Instead of thinking “I failed, so clearly I can’t do this”, it becomes “I failed because I can’t do this yet. What can I learn from this experience so I do better next time?”
Rather than “there’s only one way to do this”, it’s “can I come up with new, creative strategies?”
“I was criticised because I’m not good at this” is reframed as “I received feedback which can help me improve”.
The link to Stoicism
The way I see it, growth mindset has a lot in common with Stoic philosophy.
Stoicism considers how you approach life and face challenges. How do you figure out what’s right, and how to live well? How do you improve yourself, and your community? A key focus is how to respond to difficult situations.The principle applies: Well, that happened. What now?
This isn’t about repressing your emotions. It’s about putting your energy into what you do want, rather than dwelling on what you don’t want.
Say you’re trying to land a new client, and you fail. They explain that they were impressed by your pitch, but ultimately went for a cheaper option.
What’s the Stoic response? First, recognise the situation and accept that it did not work. Then, see what lessons you can take from it – perhaps you need to focus more on what makes your company worth the extra cost? Finally, implement those changes and move on.
Doesn’t this sound just like growth mindset?
The dangers of fixed mindset for leaders
Many people misinterpret Stoicism as a ‘fixed mindset’ philosophy. They think someone stoic is a rather old-fashioned, stiff-upper-lip type who refuses to change.
I’m sure many of us have met that kind of person. Plenty of leaders see themselves as steady and stoic, as setting a course for the company and sticking to it – no matter what.
But they fail to see that there’s a big difference between conviction and stubbornness, between stoicism and closed-mindedness. They’re so sure they know best that they get defensive when challenged, and often undermine people who come in with new perspectives.

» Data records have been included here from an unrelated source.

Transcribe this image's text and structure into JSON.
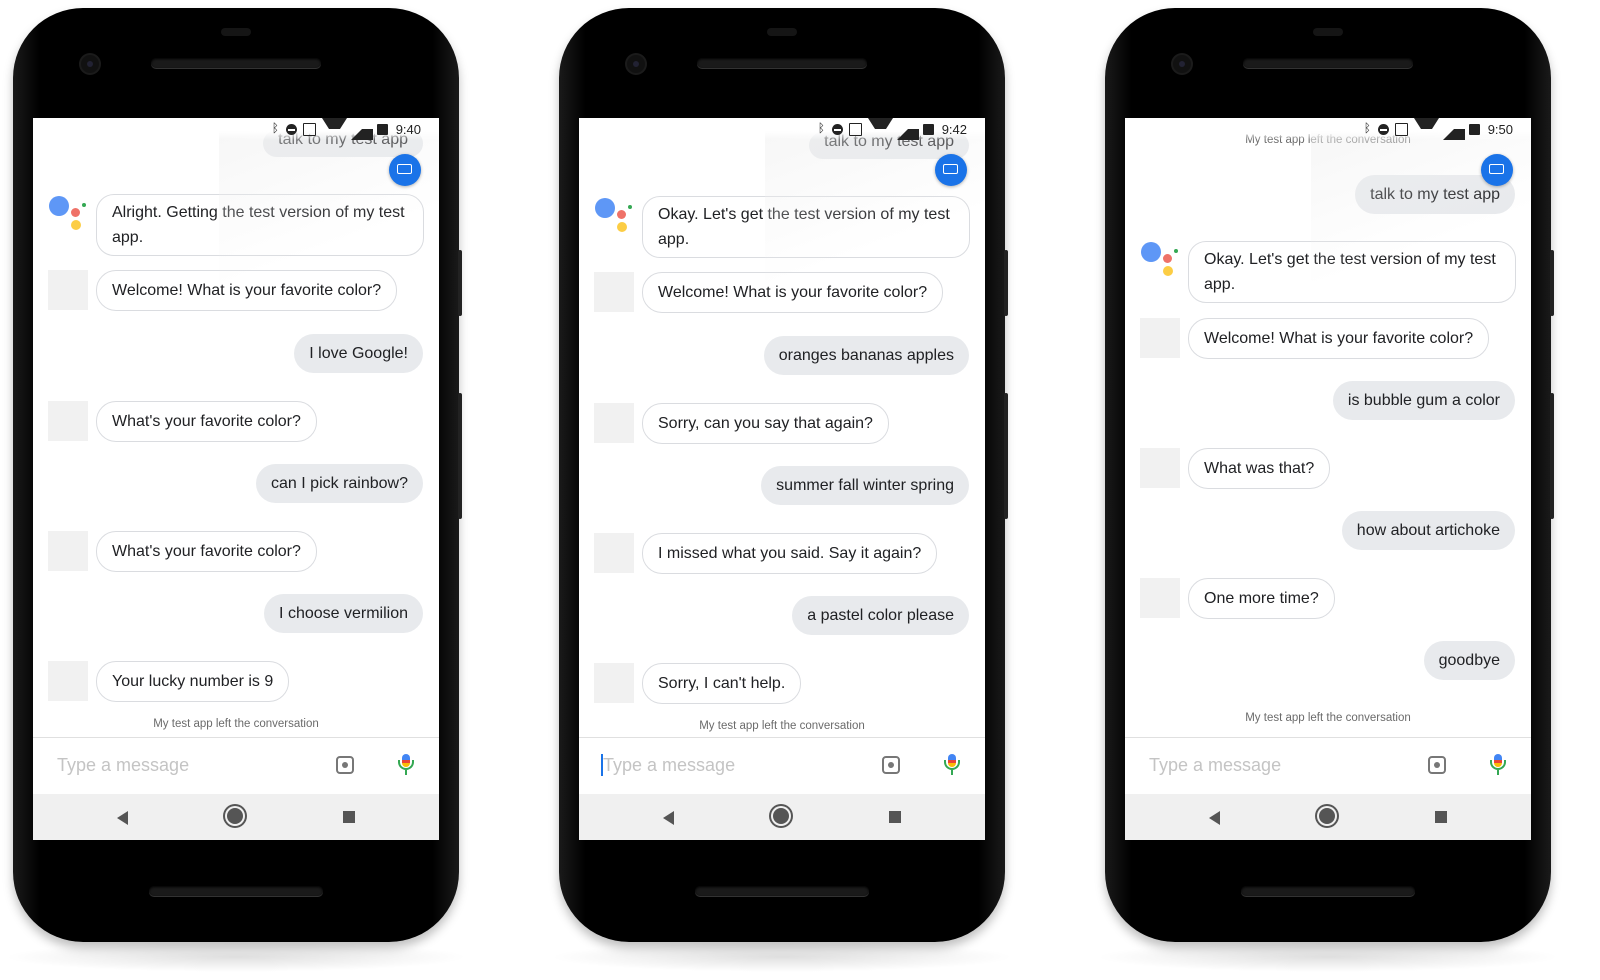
{
  "input_placeholder": "Type a message",
  "phones": [
    {
      "time": "9:40",
      "top_user_partial": "talk to my test app",
      "first_bot": "Alright. Getting the test version of my test app.",
      "messages": [
        {
          "from": "bot",
          "text": "Welcome! What is your favorite color?"
        },
        {
          "from": "user",
          "text": "I love Google!"
        },
        {
          "from": "bot",
          "text": "What's your favorite color?"
        },
        {
          "from": "user",
          "text": "can I pick rainbow?"
        },
        {
          "from": "bot",
          "text": "What's your favorite color?"
        },
        {
          "from": "user",
          "text": "I choose vermilion"
        },
        {
          "from": "bot",
          "text": "Your lucky number is 9"
        }
      ],
      "left_message": "My test app left the conversation"
    },
    {
      "time": "9:42",
      "top_user_partial": "talk to my test app",
      "first_bot": "Okay. Let's get the test version of my test app.",
      "messages": [
        {
          "from": "bot",
          "text": "Welcome! What is your favorite color?"
        },
        {
          "from": "user",
          "text": "oranges bananas apples"
        },
        {
          "from": "bot",
          "text": "Sorry, can you say that again?"
        },
        {
          "from": "user",
          "text": "summer fall winter spring"
        },
        {
          "from": "bot",
          "text": "I missed what you said. Say it again?"
        },
        {
          "from": "user",
          "text": "a pastel color please"
        },
        {
          "from": "bot",
          "text": "Sorry, I can't help."
        }
      ],
      "left_message": "My test app left the conversation"
    },
    {
      "time": "9:50",
      "top_system_partial": "My test app left the conversation",
      "top_user": "talk to my test app",
      "first_bot": "Okay. Let's get the test version of my test app.",
      "messages": [
        {
          "from": "bot",
          "text": "Welcome! What is your favorite color?"
        },
        {
          "from": "user",
          "text": "is bubble gum a color"
        },
        {
          "from": "bot",
          "text": "What was that?"
        },
        {
          "from": "user",
          "text": "how about artichoke"
        },
        {
          "from": "bot",
          "text": "One more time?"
        },
        {
          "from": "user",
          "text": "goodbye"
        }
      ],
      "left_message": "My test app left the conversation"
    }
  ]
}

To reuse an Epictetus quote from my last blog post, “a person is not going to undertake to learn anything that they think they already know.” That fixed thinking is disastrous for leaders, and it’s something the Stoics warned against.
Translating this to teams

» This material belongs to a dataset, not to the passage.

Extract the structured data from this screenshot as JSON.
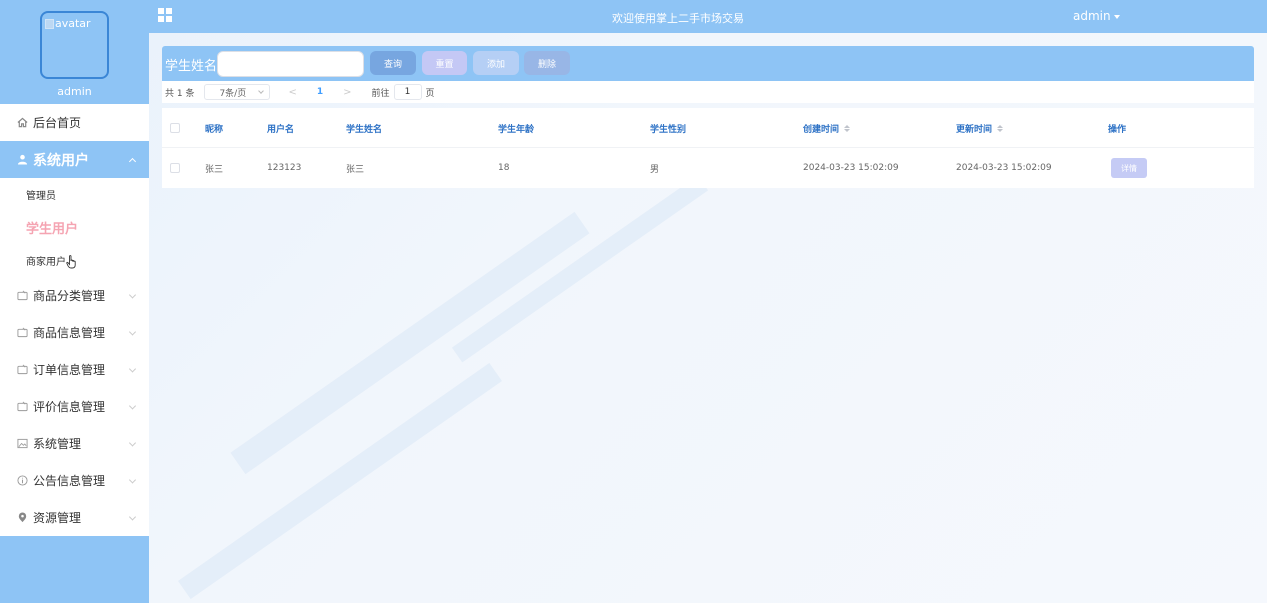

So how can you encourage stoicism and a growth mindset in your team?
Dweck sets out a great first step in her 2014 TED talk. Her research was in a school setting, but it’s relevant for anyone in a mentoring or leadership role. She explains that our reward systems are often based on outcome, not effort. But that just nudges people into a fixed mindset – I didn’t get the results, so I’m not good enough. She suggests a new approach:
“We can praise wisely, not praising intelligence or talent. That has failed. Don’t do that anymore. But praising the process that kids engage in: their effort, their strategies, their focus, their perseverance, their improvement. This ‘process praise’ creates kids who are hardy and resilient.”
In the same talk, she describes creating a maths game which rewards progress, rather than just knowing the right answer, right now. The result? “More effort, more strategies and more engagement over longer periods of time, and more perseverance when they hit really, really hard problems.”
More hard-working, more creative, more committed, more resilient. Now doesn’t that sound like exactly the kind of team member you want?